Living in the Bubble doesn’t make them bubbleheads, though. Everyone here served in the military just after high-school graduation. They know Israel’s enemies are real. It’s just that they’ve got other priorities. “Give me a call when Syria starts to invade,“ says Itay Valdman, a 27-year-old deputy editor of Time Out Tel Aviv who moonlights as a DJ when he’s not studying psychology and international relations at Tel Aviv University. (Multitasking is big in the Bubble.) Valdman says many of his peers have little interest in shaping the future of his nation. “It’s just so passive,“ he says of his crowd. “No one protests, we don’t demonstrate. It’s like we just can’t be bothered.“ But his pansexual Bubble posse stays out all night, digging into Shine’s tofu and organic greens and glancing at the sports pages to catch up on current events (though Reichental cheerfully admits he rarely gets past the daily horoscope).

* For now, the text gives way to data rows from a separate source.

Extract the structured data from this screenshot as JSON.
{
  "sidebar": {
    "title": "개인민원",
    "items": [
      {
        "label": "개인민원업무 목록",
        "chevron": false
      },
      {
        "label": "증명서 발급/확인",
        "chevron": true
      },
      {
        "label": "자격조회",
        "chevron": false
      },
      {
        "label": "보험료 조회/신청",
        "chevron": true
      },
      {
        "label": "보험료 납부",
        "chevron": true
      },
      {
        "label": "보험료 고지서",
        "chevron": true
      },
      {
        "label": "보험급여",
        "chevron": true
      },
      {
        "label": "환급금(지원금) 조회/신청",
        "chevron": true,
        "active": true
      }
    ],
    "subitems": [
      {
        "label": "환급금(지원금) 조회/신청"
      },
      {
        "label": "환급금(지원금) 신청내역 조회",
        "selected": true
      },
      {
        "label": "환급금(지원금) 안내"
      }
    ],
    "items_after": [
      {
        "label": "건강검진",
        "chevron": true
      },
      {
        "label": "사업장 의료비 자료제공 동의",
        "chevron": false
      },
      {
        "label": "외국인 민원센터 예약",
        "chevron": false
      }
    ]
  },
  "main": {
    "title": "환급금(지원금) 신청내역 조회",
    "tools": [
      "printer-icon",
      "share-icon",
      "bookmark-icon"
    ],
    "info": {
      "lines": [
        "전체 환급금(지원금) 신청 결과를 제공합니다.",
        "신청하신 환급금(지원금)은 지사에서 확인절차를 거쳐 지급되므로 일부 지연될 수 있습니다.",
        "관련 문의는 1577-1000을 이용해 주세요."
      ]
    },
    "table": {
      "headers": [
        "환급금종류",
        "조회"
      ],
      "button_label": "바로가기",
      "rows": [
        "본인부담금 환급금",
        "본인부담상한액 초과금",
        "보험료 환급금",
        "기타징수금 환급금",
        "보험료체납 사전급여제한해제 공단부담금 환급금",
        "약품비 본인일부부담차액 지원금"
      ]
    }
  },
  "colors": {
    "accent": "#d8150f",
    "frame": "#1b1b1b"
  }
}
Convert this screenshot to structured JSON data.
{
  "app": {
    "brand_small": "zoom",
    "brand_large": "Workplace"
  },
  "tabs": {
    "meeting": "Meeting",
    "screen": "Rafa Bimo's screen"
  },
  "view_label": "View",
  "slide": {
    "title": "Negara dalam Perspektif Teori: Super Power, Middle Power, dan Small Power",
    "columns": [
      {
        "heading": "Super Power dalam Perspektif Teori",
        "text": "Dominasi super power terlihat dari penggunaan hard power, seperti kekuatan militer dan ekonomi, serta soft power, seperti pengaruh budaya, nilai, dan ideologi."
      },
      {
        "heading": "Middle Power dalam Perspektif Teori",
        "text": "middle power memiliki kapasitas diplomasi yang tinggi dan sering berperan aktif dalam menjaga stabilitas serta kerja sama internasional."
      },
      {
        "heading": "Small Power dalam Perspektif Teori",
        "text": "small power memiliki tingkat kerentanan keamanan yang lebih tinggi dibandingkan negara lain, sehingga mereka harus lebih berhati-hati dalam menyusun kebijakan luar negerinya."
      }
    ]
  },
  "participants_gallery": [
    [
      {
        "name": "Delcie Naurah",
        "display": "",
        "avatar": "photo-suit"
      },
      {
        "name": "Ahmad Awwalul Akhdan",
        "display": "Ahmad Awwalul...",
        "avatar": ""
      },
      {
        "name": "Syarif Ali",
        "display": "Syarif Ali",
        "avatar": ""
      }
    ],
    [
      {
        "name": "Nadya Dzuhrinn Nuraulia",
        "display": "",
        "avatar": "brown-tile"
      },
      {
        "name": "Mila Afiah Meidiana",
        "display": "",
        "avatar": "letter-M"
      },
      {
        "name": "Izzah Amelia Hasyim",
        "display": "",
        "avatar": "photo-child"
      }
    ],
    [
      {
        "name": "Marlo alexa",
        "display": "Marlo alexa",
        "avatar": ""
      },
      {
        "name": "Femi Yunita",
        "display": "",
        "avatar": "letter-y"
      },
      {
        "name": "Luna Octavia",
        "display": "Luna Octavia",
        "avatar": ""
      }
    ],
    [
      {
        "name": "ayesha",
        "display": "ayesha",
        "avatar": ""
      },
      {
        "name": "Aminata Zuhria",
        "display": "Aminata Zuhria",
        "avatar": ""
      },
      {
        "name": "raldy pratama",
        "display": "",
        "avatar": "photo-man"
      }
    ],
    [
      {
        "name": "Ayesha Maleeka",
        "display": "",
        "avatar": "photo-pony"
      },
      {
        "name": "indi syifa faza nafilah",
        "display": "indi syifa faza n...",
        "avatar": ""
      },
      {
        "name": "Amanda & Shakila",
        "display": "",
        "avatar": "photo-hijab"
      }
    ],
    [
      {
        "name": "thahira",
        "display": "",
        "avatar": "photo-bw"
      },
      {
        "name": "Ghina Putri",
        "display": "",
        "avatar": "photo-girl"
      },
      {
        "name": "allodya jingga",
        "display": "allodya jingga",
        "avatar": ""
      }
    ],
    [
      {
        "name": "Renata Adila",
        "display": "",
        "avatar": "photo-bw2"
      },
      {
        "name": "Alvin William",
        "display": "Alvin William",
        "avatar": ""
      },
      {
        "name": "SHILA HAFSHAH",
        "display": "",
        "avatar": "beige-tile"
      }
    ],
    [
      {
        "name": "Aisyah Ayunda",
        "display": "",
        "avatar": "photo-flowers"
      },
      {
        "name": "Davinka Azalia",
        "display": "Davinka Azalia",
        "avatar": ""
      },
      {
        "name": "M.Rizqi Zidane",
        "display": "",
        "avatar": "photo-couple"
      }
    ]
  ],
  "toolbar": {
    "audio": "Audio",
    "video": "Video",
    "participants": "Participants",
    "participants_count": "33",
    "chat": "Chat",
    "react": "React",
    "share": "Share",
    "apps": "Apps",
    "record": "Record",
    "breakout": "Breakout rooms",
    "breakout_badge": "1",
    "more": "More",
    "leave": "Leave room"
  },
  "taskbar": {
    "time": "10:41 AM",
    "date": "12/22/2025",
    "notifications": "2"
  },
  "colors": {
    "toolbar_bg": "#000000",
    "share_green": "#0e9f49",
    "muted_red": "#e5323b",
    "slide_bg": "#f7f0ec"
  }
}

Still, the Bubble is far from shiftless—indeed, it pulses with creative energy. “It feels like a laboratory,“ says 33-year-old pop star Ivri Lider, Israel’s answer to Justin Timberlake. “You have a freedom to create here, and an ability to express ideas with ease.“ And though a temporary lull in terrorism last year raised real-estate prices somewhat, the city’s relatively low cost of living is another stimulus. “You can still afford to paint all day and drink all night here,“ says Guy Yanai, 29, an artist whose massive studio would be the envy of his counterparts in lower Manhattan. The city’s pressure-cooker conditions give his community an intimacy and familiarity, he says, “that allow you to maintain your anonymity without ever feeling alone.“
The Bubble phenomenon has been examined in a movie: Eytan Fox’s Buah, Ha- (The Bubble), a 2006 drama produced by Uchovsky that’s slated for a U.S. release this summer. In its hypersexual, neo-utopian portrayal of Tel Aviv, The Bubble explores the break in the social equilibrium that occurs when a Jewish protagonist falls for a Palestinian (and its ending is predictably tragic).
The film conveys the fragility of a culture in which conflict and consequence are the worries of another people, in another place, at another time. In the real-life Bubble, there are few Palestinians, though Tel Aviv has become a popular destination for gay Palestinians who manage to escape here. If more Palestinians were in the Bubble, Tel Aviv’s free love might not flow so freely—even during periods of uncertain calm.
The hardest of the hard-core sometimes succumb to Bubble fatigue. “The drugs, the drinking, and all that screwing around would kill normal people,“ says Dahlia Scheindlin, a Brooklyn-born political consultant. Valdman, the editor-student-DJ, recharges his batteries every other week with visits to his parents deep in the Israeli countryside. “It becomes tedious and competitive after a while,“ he says, “like we just don’t know what to do with ourselves.“
On January 29, inside a bakery in the resort town of Eilat, a bomber killed three people, shattering Israel’s nine-month hiatus from suicide attacks. The explosion reminded some why they need a safe haven. “The day Israel is no longer isolated from the Western world,“ says Horowitz, the club owner, “that is the day we will come out of the Bubble.“